▸ Task description: List all lines of the data that include the string "JSON".

▸ Material provided:
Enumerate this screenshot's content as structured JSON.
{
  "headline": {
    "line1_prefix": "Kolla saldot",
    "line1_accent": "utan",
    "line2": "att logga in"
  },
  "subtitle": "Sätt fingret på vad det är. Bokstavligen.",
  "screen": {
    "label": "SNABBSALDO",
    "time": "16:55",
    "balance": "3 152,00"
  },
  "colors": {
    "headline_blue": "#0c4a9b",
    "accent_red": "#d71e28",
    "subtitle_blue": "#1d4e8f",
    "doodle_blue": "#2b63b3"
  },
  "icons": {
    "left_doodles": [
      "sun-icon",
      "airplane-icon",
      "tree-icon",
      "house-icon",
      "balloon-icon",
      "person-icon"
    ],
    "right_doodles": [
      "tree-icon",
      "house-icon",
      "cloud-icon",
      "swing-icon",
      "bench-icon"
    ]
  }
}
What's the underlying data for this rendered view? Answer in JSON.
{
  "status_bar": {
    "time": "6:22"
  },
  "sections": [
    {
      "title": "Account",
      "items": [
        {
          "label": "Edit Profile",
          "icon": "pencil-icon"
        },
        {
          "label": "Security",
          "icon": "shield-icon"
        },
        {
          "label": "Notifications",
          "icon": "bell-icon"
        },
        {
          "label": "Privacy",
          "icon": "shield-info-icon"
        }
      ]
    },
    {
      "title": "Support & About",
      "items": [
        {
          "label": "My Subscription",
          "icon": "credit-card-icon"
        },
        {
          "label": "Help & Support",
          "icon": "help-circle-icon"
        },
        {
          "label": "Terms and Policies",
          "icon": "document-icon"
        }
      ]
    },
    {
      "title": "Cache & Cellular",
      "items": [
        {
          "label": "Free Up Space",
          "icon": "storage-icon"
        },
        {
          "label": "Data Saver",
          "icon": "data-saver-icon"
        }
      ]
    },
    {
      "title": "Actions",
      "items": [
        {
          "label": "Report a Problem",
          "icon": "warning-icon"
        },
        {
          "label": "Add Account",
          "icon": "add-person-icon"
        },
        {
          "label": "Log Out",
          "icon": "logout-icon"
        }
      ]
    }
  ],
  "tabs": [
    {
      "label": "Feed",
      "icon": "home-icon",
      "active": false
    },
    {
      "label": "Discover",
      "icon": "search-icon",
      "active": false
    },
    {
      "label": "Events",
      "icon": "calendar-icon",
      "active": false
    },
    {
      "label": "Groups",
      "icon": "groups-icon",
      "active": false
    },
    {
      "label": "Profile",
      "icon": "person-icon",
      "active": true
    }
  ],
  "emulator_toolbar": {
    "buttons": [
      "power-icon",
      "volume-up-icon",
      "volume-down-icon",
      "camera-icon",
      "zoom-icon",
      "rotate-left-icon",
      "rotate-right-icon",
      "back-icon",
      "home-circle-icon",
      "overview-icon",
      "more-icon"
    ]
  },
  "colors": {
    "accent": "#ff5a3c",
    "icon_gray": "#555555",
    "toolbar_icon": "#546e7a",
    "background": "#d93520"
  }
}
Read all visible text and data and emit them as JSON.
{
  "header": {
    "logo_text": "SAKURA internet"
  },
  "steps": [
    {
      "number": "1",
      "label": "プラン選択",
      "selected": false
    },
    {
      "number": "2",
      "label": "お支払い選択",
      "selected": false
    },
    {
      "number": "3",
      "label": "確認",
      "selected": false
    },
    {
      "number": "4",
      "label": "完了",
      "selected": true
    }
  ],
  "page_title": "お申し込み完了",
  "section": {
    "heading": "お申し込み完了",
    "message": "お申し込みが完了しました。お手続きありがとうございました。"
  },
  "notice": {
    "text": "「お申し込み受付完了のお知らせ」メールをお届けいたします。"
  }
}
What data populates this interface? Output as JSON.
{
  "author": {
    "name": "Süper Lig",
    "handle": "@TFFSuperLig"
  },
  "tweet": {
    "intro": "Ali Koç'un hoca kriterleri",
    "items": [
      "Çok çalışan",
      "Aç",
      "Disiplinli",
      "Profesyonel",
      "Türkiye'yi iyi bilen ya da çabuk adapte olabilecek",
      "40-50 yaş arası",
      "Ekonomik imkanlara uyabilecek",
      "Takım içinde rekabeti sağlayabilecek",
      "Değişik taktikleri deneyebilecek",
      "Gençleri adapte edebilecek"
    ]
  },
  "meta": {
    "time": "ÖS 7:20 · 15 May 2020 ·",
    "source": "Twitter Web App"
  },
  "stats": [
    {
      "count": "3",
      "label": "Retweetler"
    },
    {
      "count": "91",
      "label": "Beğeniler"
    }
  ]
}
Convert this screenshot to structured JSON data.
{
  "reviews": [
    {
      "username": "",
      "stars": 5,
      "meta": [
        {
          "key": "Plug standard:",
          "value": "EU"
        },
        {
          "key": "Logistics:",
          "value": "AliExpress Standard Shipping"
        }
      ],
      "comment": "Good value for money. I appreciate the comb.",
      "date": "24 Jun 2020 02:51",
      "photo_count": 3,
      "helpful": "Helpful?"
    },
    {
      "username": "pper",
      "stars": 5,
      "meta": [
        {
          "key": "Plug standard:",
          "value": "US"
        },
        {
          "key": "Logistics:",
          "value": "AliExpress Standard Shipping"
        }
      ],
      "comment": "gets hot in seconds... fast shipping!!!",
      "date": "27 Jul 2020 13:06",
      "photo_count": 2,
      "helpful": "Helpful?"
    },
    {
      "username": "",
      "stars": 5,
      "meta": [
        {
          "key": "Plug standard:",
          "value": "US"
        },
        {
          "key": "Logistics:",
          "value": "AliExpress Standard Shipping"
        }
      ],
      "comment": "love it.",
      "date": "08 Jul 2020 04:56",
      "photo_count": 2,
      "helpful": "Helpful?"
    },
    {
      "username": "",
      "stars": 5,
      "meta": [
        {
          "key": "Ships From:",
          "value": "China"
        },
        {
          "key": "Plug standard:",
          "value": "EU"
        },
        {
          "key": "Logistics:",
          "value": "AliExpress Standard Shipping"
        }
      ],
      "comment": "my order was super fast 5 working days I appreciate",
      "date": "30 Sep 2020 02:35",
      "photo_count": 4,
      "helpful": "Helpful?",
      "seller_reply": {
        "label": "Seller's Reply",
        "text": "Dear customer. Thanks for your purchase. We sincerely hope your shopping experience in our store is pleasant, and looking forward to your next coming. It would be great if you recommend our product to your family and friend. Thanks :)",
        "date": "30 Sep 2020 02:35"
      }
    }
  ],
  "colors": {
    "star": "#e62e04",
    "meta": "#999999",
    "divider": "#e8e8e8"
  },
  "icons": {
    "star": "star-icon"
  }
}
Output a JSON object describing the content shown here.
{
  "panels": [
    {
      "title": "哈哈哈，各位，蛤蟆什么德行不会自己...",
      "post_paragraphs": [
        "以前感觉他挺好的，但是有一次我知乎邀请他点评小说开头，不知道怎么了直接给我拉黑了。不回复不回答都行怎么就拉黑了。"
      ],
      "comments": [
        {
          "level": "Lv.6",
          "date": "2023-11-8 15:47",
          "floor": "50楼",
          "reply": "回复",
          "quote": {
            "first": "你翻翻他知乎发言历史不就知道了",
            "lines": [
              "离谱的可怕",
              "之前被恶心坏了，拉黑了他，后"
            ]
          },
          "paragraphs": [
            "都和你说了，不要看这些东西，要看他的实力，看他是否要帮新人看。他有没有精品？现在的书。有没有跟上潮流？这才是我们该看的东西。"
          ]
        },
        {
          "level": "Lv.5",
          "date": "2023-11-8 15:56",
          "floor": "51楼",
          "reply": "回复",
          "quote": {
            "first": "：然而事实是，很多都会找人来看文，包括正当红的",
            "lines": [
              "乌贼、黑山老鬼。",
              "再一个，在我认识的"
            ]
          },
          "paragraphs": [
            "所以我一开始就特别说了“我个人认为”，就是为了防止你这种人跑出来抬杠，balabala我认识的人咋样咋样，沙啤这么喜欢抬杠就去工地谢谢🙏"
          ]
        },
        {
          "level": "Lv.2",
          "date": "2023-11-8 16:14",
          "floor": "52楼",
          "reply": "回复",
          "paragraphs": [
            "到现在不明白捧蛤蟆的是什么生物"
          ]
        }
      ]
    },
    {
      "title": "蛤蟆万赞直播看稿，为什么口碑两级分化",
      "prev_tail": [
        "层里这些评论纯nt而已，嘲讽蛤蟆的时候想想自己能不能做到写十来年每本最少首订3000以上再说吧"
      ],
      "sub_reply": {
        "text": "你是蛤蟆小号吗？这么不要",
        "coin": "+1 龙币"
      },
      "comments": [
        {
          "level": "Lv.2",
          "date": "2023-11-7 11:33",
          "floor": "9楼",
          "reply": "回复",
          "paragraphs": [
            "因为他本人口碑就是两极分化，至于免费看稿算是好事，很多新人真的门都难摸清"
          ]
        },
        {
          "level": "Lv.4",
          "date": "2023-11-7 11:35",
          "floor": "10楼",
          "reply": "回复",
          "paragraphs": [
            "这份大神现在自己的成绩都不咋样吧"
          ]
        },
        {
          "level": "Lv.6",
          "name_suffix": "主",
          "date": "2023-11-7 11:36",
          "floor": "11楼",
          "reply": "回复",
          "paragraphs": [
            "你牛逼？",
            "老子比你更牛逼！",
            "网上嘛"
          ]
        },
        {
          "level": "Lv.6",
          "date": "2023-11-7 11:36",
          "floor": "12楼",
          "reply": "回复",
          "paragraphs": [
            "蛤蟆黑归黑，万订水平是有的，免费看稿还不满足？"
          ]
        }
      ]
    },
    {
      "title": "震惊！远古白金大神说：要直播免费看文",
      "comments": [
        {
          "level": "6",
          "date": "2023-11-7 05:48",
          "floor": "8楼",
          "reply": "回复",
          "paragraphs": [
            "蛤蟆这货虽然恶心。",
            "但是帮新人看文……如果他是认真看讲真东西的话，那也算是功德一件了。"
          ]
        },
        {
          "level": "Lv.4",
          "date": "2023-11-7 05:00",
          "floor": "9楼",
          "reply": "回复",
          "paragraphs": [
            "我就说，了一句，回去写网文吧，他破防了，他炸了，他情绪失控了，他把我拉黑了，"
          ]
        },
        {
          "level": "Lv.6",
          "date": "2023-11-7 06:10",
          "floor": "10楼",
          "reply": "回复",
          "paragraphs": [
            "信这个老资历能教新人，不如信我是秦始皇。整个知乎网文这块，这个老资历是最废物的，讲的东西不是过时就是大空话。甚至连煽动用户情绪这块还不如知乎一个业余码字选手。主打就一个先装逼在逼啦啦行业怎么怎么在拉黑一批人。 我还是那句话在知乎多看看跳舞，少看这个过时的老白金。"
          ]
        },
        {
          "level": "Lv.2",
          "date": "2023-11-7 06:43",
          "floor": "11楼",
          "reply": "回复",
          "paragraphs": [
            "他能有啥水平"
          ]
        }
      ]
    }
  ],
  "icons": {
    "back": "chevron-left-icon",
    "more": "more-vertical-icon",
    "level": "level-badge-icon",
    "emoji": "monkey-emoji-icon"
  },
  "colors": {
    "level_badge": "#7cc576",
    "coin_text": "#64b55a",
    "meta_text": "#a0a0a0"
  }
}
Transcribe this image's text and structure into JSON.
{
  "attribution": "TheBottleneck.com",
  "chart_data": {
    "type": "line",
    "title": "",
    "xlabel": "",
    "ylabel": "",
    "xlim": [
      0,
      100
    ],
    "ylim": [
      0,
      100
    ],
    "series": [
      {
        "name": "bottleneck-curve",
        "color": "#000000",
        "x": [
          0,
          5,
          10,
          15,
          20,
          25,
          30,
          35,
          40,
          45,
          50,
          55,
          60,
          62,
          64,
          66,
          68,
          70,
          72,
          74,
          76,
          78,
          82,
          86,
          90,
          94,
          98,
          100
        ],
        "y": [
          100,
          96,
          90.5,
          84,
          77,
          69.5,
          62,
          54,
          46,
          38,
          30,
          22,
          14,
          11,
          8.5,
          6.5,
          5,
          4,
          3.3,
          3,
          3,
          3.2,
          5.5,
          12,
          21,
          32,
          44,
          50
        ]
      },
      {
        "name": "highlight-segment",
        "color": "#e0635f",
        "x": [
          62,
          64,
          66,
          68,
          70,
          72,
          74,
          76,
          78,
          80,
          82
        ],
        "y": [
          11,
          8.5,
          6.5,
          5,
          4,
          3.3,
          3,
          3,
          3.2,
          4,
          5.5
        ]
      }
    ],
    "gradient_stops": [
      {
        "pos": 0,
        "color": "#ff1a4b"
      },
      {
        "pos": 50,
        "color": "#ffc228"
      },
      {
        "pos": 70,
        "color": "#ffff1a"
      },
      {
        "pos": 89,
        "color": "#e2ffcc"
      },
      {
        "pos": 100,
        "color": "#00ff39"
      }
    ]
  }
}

▸ Response below:
Enumerate this screenshot's content as structured JSON.
What's the underlying data for this rendered view? Answer in JSON.
Read all visible text and data and emit them as JSON.
What data populates this interface? Output as JSON.
Convert this screenshot to structured JSON data.
Output a JSON object describing the content shown here.
Transcribe this image's text and structure into JSON.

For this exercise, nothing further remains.